To do
Please repeat the entries below exactly as written, leaving out any images.

== Segment start ==

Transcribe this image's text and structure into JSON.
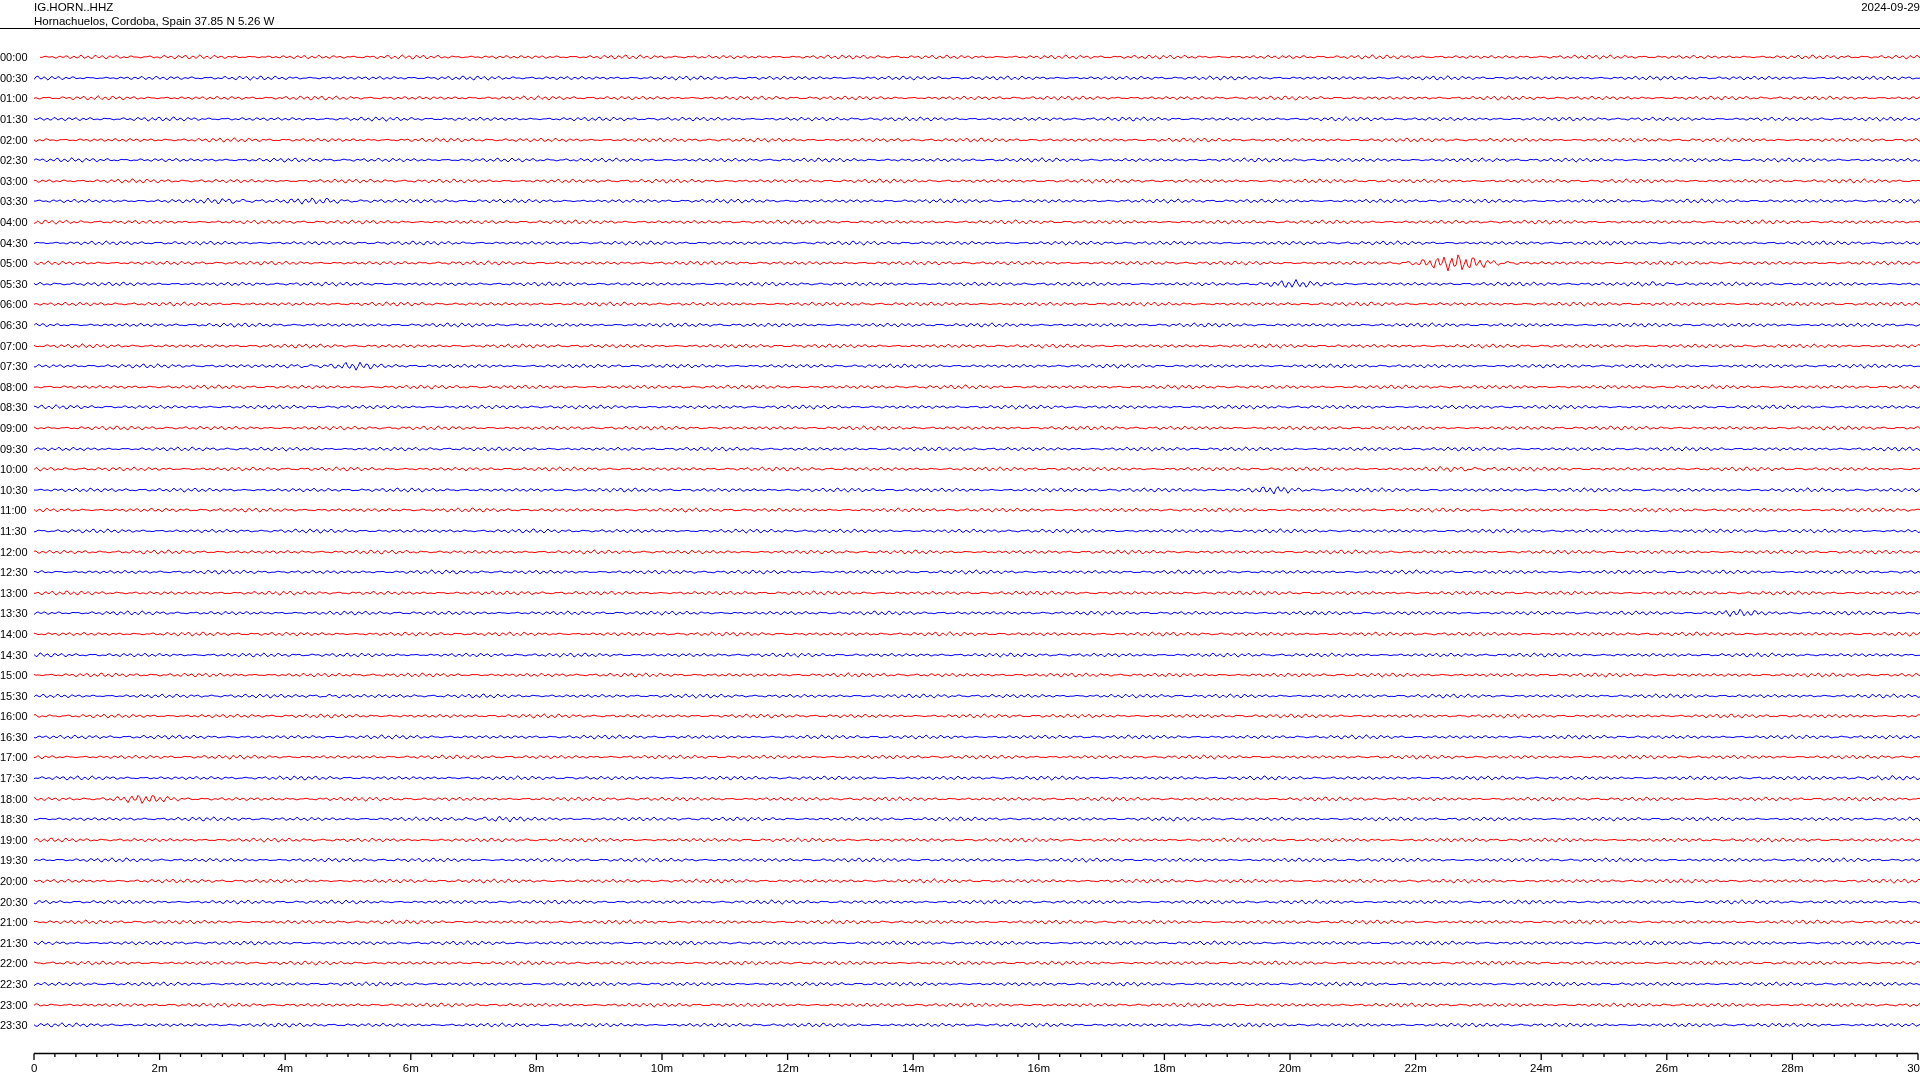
{
  "header": {
    "station": "IG.HORN..HHZ",
    "location": "Hornachuelos, Cordoba, Spain  37.85 N 5.26 W",
    "date": "2024-09-29"
  },
  "rows": [
    {
      "time": "00:00",
      "color": "#ff0000"
    },
    {
      "time": "00:30",
      "color": "#0000ff"
    },
    {
      "time": "01:00",
      "color": "#ff0000"
    },
    {
      "time": "01:30",
      "color": "#0000ff"
    },
    {
      "time": "02:00",
      "color": "#ff0000"
    },
    {
      "time": "02:30",
      "color": "#0000ff"
    },
    {
      "time": "03:00",
      "color": "#ff0000"
    },
    {
      "time": "03:30",
      "color": "#0000ff"
    },
    {
      "time": "04:00",
      "color": "#ff0000"
    },
    {
      "time": "04:30",
      "color": "#0000ff"
    },
    {
      "time": "05:00",
      "color": "#ff0000"
    },
    {
      "time": "05:30",
      "color": "#0000ff"
    },
    {
      "time": "06:00",
      "color": "#ff0000"
    },
    {
      "time": "06:30",
      "color": "#0000ff"
    },
    {
      "time": "07:00",
      "color": "#ff0000"
    },
    {
      "time": "07:30",
      "color": "#0000ff"
    },
    {
      "time": "08:00",
      "color": "#ff0000"
    },
    {
      "time": "08:30",
      "color": "#0000ff"
    },
    {
      "time": "09:00",
      "color": "#ff0000"
    },
    {
      "time": "09:30",
      "color": "#0000ff"
    },
    {
      "time": "10:00",
      "color": "#ff0000"
    },
    {
      "time": "10:30",
      "color": "#0000ff"
    },
    {
      "time": "11:00",
      "color": "#ff0000"
    },
    {
      "time": "11:30",
      "color": "#0000ff"
    },
    {
      "time": "12:00",
      "color": "#ff0000"
    },
    {
      "time": "12:30",
      "color": "#0000ff"
    },
    {
      "time": "13:00",
      "color": "#ff0000"
    },
    {
      "time": "13:30",
      "color": "#0000ff"
    },
    {
      "time": "14:00",
      "color": "#ff0000"
    },
    {
      "time": "14:30",
      "color": "#0000ff"
    },
    {
      "time": "15:00",
      "color": "#ff0000"
    },
    {
      "time": "15:30",
      "color": "#0000ff"
    },
    {
      "time": "16:00",
      "color": "#ff0000"
    },
    {
      "time": "16:30",
      "color": "#0000ff"
    },
    {
      "time": "17:00",
      "color": "#ff0000"
    },
    {
      "time": "17:30",
      "color": "#0000ff"
    },
    {
      "time": "18:00",
      "color": "#ff0000"
    },
    {
      "time": "18:30",
      "color": "#0000ff"
    },
    {
      "time": "19:00",
      "color": "#ff0000"
    },
    {
      "time": "19:30",
      "color": "#0000ff"
    },
    {
      "time": "20:00",
      "color": "#ff0000"
    },
    {
      "time": "20:30",
      "color": "#0000ff"
    },
    {
      "time": "21:00",
      "color": "#ff0000"
    },
    {
      "time": "21:30",
      "color": "#0000ff"
    },
    {
      "time": "22:00",
      "color": "#ff0000"
    },
    {
      "time": "22:30",
      "color": "#0000ff"
    },
    {
      "time": "23:00",
      "color": "#ff0000"
    },
    {
      "time": "23:30",
      "color": "#0000ff"
    }
  ],
  "axis": {
    "ticks": [
      "0",
      "2m",
      "4m",
      "6m",
      "8m",
      "10m",
      "12m",
      "14m",
      "16m",
      "18m",
      "20m",
      "22m",
      "24m",
      "26m",
      "28m",
      "30"
    ]
  }
}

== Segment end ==

Completed task
Transcribe this image's text and structure into JSON.
{
  "header": {
    "station": "IG.HORN..HHZ",
    "location": "Hornachuelos, Cordoba, Spain  37.85 N 5.26 W",
    "date": "2024-09-29"
  },
  "rows": [
    {
      "time": "00:00",
      "color": "#ff0000"
    },
    {
      "time": "00:30",
      "color": "#0000ff"
    },
    {
      "time": "01:00",
      "color": "#ff0000"
    },
    {
      "time": "01:30",
      "color": "#0000ff"
    },
    {
      "time": "02:00",
      "color": "#ff0000"
    },
    {
      "time": "02:30",
      "color": "#0000ff"
    },
    {
      "time": "03:00",
      "color": "#ff0000"
    },
    {
      "time": "03:30",
      "color": "#0000ff"
    },
    {
      "time": "04:00",
      "color": "#ff0000"
    },
    {
      "time": "04:30",
      "color": "#0000ff"
    },
    {
      "time": "05:00",
      "color": "#ff0000"
    },
    {
      "time": "05:30",
      "color": "#0000ff"
    },
    {
      "time": "06:00",
      "color": "#ff0000"
    },
    {
      "time": "06:30",
      "color": "#0000ff"
    },
    {
      "time": "07:00",
      "color": "#ff0000"
    },
    {
      "time": "07:30",
      "color": "#0000ff"
    },
    {
      "time": "08:00",
      "color": "#ff0000"
    },
    {
      "time": "08:30",
      "color": "#0000ff"
    },
    {
      "time": "09:00",
      "color": "#ff0000"
    },
    {
      "time": "09:30",
      "color": "#0000ff"
    },
    {
      "time": "10:00",
      "color": "#ff0000"
    },
    {
      "time": "10:30",
      "color": "#0000ff"
    },
    {
      "time": "11:00",
      "color": "#ff0000"
    },
    {
      "time": "11:30",
      "color": "#0000ff"
    },
    {
      "time": "12:00",
      "color": "#ff0000"
    },
    {
      "time": "12:30",
      "color": "#0000ff"
    },
    {
      "time": "13:00",
      "color": "#ff0000"
    },
    {
      "time": "13:30",
      "color": "#0000ff"
    },
    {
      "time": "14:00",
      "color": "#ff0000"
    },
    {
      "time": "14:30",
      "color": "#0000ff"
    },
    {
      "time": "15:00",
      "color": "#ff0000"
    },
    {
      "time": "15:30",
      "color": "#0000ff"
    },
    {
      "time": "16:00",
      "color": "#ff0000"
    },
    {
      "time": "16:30",
      "color": "#0000ff"
    },
    {
      "time": "17:00",
      "color": "#ff0000"
    },
    {
      "time": "17:30",
      "color": "#0000ff"
    },
    {
      "time": "18:00",
      "color": "#ff0000"
    },
    {
      "time": "18:30",
      "color": "#0000ff"
    },
    {
      "time": "19:00",
      "color": "#ff0000"
    },
    {
      "time": "19:30",
      "color": "#0000ff"
    },
    {
      "time": "20:00",
      "color": "#ff0000"
    },
    {
      "time": "20:30",
      "color": "#0000ff"
    },
    {
      "time": "21:00",
      "color": "#ff0000"
    },
    {
      "time": "21:30",
      "color": "#0000ff"
    },
    {
      "time": "22:00",
      "color": "#ff0000"
    },
    {
      "time": "22:30",
      "color": "#0000ff"
    },
    {
      "time": "23:00",
      "color": "#ff0000"
    },
    {
      "time": "23:30",
      "color": "#0000ff"
    }
  ],
  "axis": {
    "ticks": [
      "0",
      "2m",
      "4m",
      "6m",
      "8m",
      "10m",
      "12m",
      "14m",
      "16m",
      "18m",
      "20m",
      "22m",
      "24m",
      "26m",
      "28m",
      "30"
    ]
  }
}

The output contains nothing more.